- **Materials provided**:
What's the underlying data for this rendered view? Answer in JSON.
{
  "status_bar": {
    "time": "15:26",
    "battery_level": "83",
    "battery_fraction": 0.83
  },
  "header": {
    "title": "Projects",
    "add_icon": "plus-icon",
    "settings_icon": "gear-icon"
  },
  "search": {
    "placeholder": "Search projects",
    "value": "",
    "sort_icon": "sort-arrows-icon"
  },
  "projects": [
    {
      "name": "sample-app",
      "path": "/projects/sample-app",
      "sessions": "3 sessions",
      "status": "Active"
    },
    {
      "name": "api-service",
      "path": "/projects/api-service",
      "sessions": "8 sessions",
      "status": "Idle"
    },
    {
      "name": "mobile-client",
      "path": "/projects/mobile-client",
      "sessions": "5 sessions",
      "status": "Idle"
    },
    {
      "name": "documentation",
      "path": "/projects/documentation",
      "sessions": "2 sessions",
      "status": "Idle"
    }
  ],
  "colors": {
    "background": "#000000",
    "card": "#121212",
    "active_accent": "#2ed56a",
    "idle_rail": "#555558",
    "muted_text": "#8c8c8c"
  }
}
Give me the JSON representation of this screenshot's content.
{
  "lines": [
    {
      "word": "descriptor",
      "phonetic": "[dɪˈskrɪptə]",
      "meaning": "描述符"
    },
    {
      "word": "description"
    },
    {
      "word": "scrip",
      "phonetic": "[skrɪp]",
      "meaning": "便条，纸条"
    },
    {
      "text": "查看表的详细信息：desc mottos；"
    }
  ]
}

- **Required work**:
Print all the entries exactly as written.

- **Exercise result**:
What's the underlying data for this rendered view? Answer in JSON.
{
  "status_bar": {
    "time": "15:26",
    "battery_level": "83",
    "battery_fraction": 0.83
  },
  "header": {
    "title": "Projects",
    "add_icon": "plus-icon",
    "settings_icon": "gear-icon"
  },
  "search": {
    "placeholder": "Search projects",
    "value": "",
    "sort_icon": "sort-arrows-icon"
  },
  "projects": [
    {
      "name": "sample-app",
      "path": "/projects/sample-app",
      "sessions": "3 sessions",
      "status": "Active"
    },
    {
      "name": "api-service",
      "path": "/projects/api-service",
      "sessions": "8 sessions",
      "status": "Idle"
    },
    {
      "name": "mobile-client",
      "path": "/projects/mobile-client",
      "sessions": "5 sessions",
      "status": "Idle"
    },
    {
      "name": "documentation",
      "path": "/projects/documentation",
      "sessions": "2 sessions",
      "status": "Idle"
    }
  ],
  "colors": {
    "background": "#000000",
    "card": "#121212",
    "active_accent": "#2ed56a",
    "idle_rail": "#555558",
    "muted_text": "#8c8c8c"
  }
}
Give me the JSON representation of this screenshot's content.
{
  "lines": [
    {
      "word": "descriptor",
      "phonetic": "[dɪˈskrɪptə]",
      "meaning": "描述符"
    },
    {
      "word": "description"
    },
    {
      "word": "scrip",
      "phonetic": "[skrɪp]",
      "meaning": "便条，纸条"
    },
    {
      "text": "查看表的详细信息：desc mottos；"
    }
  ]
}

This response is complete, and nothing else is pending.